York Minster

side entrance, york minster, ©jennifer bailey 2018

York Minster is one of the best examples of early English Gothic architecture and from every aspect, it does not disappoint.  I've been here a few times now and I am still awed and inspired by the beauty and majesty of what we created almost 800 years ago.

I am also generally irritated with how we build things today, with concrete and cheap materials, to be easily destroyed and rebuilt on over and over, instead of ever considering building something to last, like the many examples like York Minster.

I don't agree with the symbol of the Minster either, being a staunch atheist what it stands for across the span of time is pretty horrible.  Oppression, power, prejudice, corruption, pedophilia... need I say more?  There are some very horrible things related to 'The Church'.

It is a knotty problem to be sure, because I still marvel and stare and fall in love with this beautiful edifice every time I see it.

It is also pretty cool that it was featured quite prominently in the (very beloved, by Doug and I) book Jonathan Strange & Mr. Norrell.

york minster choir, ©jennifer bailey 2018

Really the architecture speaks for itself. I could maunder on and on about the history and the fires and rebuildings but that is all easily found information on a simple google search.  It is safe to assume that an edifice this important and long lived has had quite a history - and it has.

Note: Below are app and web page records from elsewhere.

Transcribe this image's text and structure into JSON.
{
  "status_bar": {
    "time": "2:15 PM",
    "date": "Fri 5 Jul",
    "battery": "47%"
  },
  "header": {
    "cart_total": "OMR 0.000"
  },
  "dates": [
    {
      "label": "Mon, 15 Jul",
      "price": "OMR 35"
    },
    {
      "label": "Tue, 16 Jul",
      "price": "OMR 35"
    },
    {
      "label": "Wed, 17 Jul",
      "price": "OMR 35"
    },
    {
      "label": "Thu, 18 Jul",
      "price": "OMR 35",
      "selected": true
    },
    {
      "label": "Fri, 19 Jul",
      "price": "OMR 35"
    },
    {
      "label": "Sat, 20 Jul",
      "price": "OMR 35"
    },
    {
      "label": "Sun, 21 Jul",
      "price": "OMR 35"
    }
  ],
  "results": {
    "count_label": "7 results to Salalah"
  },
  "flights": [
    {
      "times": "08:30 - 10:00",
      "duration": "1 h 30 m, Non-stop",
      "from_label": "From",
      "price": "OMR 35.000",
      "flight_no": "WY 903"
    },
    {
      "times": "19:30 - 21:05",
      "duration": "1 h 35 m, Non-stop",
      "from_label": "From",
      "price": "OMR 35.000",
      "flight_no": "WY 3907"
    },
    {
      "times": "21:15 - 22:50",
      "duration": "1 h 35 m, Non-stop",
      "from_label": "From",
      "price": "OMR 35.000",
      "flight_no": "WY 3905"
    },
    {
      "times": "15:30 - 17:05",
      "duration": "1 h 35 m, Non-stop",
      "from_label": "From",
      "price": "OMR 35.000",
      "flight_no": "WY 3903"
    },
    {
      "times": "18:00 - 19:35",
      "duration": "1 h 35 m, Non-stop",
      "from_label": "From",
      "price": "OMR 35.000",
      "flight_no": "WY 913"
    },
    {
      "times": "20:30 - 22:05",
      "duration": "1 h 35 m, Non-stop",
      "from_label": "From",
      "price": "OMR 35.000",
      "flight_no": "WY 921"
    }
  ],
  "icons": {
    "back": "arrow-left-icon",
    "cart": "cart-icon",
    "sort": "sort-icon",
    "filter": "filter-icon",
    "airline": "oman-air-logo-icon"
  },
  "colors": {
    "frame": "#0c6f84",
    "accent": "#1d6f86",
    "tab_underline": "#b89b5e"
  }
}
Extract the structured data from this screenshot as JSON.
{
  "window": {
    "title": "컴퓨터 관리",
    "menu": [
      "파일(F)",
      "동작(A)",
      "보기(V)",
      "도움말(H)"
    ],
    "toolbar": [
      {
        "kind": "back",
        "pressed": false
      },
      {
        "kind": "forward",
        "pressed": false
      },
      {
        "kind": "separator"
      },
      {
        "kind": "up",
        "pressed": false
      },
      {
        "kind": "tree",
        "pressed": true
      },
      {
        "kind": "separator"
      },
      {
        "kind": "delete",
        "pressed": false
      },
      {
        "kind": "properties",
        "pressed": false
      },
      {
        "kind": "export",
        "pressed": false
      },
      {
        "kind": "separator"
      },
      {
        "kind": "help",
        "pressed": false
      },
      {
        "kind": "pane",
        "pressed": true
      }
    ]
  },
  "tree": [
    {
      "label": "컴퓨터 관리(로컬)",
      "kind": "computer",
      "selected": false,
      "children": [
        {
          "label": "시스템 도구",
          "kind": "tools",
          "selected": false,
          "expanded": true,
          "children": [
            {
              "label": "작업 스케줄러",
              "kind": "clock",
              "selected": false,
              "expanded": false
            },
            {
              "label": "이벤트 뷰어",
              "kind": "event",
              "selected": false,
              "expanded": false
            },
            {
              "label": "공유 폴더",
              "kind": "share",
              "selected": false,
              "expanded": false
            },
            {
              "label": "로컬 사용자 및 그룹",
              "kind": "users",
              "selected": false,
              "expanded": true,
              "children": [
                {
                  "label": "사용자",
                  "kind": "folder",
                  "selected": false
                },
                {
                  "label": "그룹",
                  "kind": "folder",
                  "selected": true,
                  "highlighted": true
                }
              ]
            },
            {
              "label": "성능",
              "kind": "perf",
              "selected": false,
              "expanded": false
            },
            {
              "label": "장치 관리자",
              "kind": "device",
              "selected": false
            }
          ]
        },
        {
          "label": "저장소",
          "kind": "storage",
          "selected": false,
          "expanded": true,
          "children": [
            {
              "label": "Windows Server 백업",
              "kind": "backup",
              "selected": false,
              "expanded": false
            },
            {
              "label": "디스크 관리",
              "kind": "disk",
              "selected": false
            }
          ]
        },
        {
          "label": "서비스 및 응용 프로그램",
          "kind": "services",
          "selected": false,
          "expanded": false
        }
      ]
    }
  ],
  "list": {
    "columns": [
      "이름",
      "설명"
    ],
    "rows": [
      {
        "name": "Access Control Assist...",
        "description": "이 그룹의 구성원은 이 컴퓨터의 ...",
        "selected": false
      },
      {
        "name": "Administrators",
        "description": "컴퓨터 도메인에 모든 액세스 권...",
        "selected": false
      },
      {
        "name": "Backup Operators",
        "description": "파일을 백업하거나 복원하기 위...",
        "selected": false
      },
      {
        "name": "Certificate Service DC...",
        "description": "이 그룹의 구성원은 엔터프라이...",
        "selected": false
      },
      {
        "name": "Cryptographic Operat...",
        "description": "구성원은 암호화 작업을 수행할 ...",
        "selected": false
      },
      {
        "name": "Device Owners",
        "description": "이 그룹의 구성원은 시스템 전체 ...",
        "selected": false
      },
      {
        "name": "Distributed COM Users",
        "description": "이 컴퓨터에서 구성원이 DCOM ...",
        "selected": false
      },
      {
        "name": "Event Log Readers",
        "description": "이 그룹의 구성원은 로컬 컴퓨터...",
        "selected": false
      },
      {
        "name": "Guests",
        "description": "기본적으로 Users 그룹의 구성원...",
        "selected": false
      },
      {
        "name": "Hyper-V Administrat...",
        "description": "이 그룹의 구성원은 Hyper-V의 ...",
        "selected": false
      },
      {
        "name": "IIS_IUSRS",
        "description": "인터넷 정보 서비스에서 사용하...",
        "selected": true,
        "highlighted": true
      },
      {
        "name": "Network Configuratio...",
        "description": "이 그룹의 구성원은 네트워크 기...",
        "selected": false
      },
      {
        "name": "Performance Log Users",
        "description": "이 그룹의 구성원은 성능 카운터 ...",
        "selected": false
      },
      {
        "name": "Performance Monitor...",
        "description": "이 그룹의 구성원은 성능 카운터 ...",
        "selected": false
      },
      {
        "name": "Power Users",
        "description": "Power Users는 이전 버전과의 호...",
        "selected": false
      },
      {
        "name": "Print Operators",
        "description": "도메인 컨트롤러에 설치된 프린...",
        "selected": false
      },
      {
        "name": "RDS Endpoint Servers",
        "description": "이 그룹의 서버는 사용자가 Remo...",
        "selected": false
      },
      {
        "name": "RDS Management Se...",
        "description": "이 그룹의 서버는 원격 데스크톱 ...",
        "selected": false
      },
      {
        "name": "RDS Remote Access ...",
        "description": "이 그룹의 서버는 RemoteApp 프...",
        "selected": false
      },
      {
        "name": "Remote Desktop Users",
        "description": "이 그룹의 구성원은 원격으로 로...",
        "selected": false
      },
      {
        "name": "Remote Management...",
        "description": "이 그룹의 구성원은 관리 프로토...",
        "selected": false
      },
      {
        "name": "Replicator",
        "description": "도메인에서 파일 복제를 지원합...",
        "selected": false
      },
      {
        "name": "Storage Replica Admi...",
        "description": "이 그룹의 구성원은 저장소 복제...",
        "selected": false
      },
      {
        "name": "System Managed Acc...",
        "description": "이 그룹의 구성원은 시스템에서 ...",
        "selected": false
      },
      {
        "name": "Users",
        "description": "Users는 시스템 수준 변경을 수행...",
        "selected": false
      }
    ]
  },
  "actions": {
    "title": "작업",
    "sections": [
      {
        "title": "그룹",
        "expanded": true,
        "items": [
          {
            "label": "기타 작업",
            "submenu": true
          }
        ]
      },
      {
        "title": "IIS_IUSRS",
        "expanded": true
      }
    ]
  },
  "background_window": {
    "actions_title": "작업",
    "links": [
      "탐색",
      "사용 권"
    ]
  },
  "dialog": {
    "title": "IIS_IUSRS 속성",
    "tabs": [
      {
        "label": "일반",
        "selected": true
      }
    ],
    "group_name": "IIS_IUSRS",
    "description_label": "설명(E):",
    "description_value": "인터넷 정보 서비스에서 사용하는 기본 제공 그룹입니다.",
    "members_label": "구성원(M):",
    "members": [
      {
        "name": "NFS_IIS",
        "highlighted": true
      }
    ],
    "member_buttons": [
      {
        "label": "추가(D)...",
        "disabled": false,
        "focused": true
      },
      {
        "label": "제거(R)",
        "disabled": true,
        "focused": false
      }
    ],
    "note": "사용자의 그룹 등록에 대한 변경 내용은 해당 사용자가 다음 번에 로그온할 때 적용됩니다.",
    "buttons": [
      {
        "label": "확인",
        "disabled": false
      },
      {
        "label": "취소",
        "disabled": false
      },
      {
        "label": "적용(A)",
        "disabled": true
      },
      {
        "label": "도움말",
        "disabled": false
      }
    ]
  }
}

I found the most interesting tidbit that we discovered on our latest visit was that they found a  crypt below the church with Norman era leftovers of previous buildings in the 19th century because of a fire.  They had no idea why there was no crypt (most Cathedrals have them) and after the fire destroyed some of the floor a crypt was discovered.  Kind of hilarious that you can "lose" whole sections of a giant cathedral simply because it's been around so long people just basically forget about things. 

My guess is that when the upheaval of the dissolution of the Monasteries was going on and the basic attempt by the Elizabethan area to dismantle any aura of Roman Catholicism from England in the years thereafter is likely when it was "lost".  I am just theorizing, but since the Cathedral itself was looted and robbed out during that time and had to be 'saved' from further destruction in the mid 18th century (so that's 200 years of people just kind of doing what they wanted to the Minster) it could have been lost during that time - hell, maybe it was even bricked up on purpose.  

15th century York panorama ©Edwin Risdale Tate 1915

Hard to tell.  But despite all of it, I'm still agog at the majesty of the building and everytime I see it, I'm reminded of the presence of the church in medieval England.  It would have absolutely dominated the landscape in every way possible and there would be very little doubt as to the power of the church.  Only the crown with their castles could have remotely compared.

York is a glorious medieval city and it is one of my favorite places to explore and visit in England.  I've been here now many times and it always has something new to discover.  

main entrance, york minster ©jennifer bailey 2018

Castlerigg Stone Circle - returned

Castlerigg Stone Circle - returned

Scotland, revisited

Scotland, revisited